The production of global and continental satellite rainfall products at fine spatial and temporal scales for users in reliable and cost-effective methods to overcome the shortcoming of ground-measured rainfall has resulted from advances in remote sensing technology. However, the accuracy of satellite rainfall estimations is influenced by onboard sensors, retrieval algorithms, topography features, and seasonal fluctuations. Thus, the purpose of this study is to evaluate the accuracy of the most recently released satellite rainfall products (ARC-V2, CHIRPS-V2, PERSIANN-CCS, RFE-V2, TAMSAT-V3.1, TRMM-3B42-V7, and IMERG-F-V6) against ground-measured data at dekadal, monthly, and yearly time scales in the Omo-Gibe river basin, from 2003 to 2015. In addition, to this, we evaluated the effect of seasonal and elevation variations on the accuracy of satellite rainfall estimates. A point to pixel evaluation was carried out using continuous (r, MAE, ME, PBias, and Eff), categorical (POD, FAR, and CSI), and volumetric (VHI, VFAR, and VCSI) statistical indices, and ArcGIS and statistical software’s were used to analyze the space-time variability of rainfall.
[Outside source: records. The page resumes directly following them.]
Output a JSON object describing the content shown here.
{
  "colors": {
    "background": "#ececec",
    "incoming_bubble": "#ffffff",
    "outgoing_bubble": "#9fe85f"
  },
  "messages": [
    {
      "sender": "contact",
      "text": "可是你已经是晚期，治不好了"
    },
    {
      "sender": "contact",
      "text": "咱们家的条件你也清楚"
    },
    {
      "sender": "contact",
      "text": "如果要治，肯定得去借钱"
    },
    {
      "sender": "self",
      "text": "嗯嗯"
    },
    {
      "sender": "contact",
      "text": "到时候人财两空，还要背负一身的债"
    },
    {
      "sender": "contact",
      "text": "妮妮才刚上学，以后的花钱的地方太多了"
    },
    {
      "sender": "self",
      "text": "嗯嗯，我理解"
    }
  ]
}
The results showed that IMERG-F-V6 and CHIRPS-V2 have the best performance in detecting and estimating rainfall followed by TRMM-3B42-V7 at all-time scales. These products showed low MAE, slightly overestimates, high correlation (r > 0.71, r ≥ 0.8, and r > 0.75), and good efficiency (Eff > 0.4, Eff ≥ 0.6, and Eff ≥ 0.33) with rain gauge measurements at dekadal, monthly, and annual time scales, respectively. In contrast, ARC-V2 and PERSIANN-CCS products were relatively the worst performance in most validations criteria at all-time scales. Overall, the accuracy of all satellite rainfall estimates is significantly improved at monthly time scale. The accuracy of IMERG-F-V6 and CHIRPS-V2 were more stable than others during the wet season, and the accuracy of all satellite estimates was better in highlands than lowlands for the wet season. Furthermore, the assessments for various elevation categories revealed that IMERG-F-V6 performed better in all statistical indices and was less affected by elevation fluctuations, followed by CHIRPS-V2 and TRMM-3B42-V7. TAMASAT-V3.1 and ARC-V2, on the other hand, had the worst performance in detecting rainfall at various elevations, although they didn't exhibit a clear association with elevation changes. Similarly, in virtually all continuous statistical outcomes, PERSIANN-CCS had the worst performance, and its accuracy was clearly reliant on elevation. As a consequence of this research, the best products are IMERG-F-V6 and CHIRPS-V2, which show good results in predicting and detecting rainfall in the Omo-Gibe river basin. Furthermore, these products are utilized to improve socioeconomic activities, decision-making, climate change, and water-related applications, particularly in data-scarce places and other locations with comparable features, such as the Omo-Gibe river basin.



Accuracy evaluation, Satellite-based rainfall estimates, Rain-gauge measurements, Statistical indices, Rugged topography, Elevation, Wet season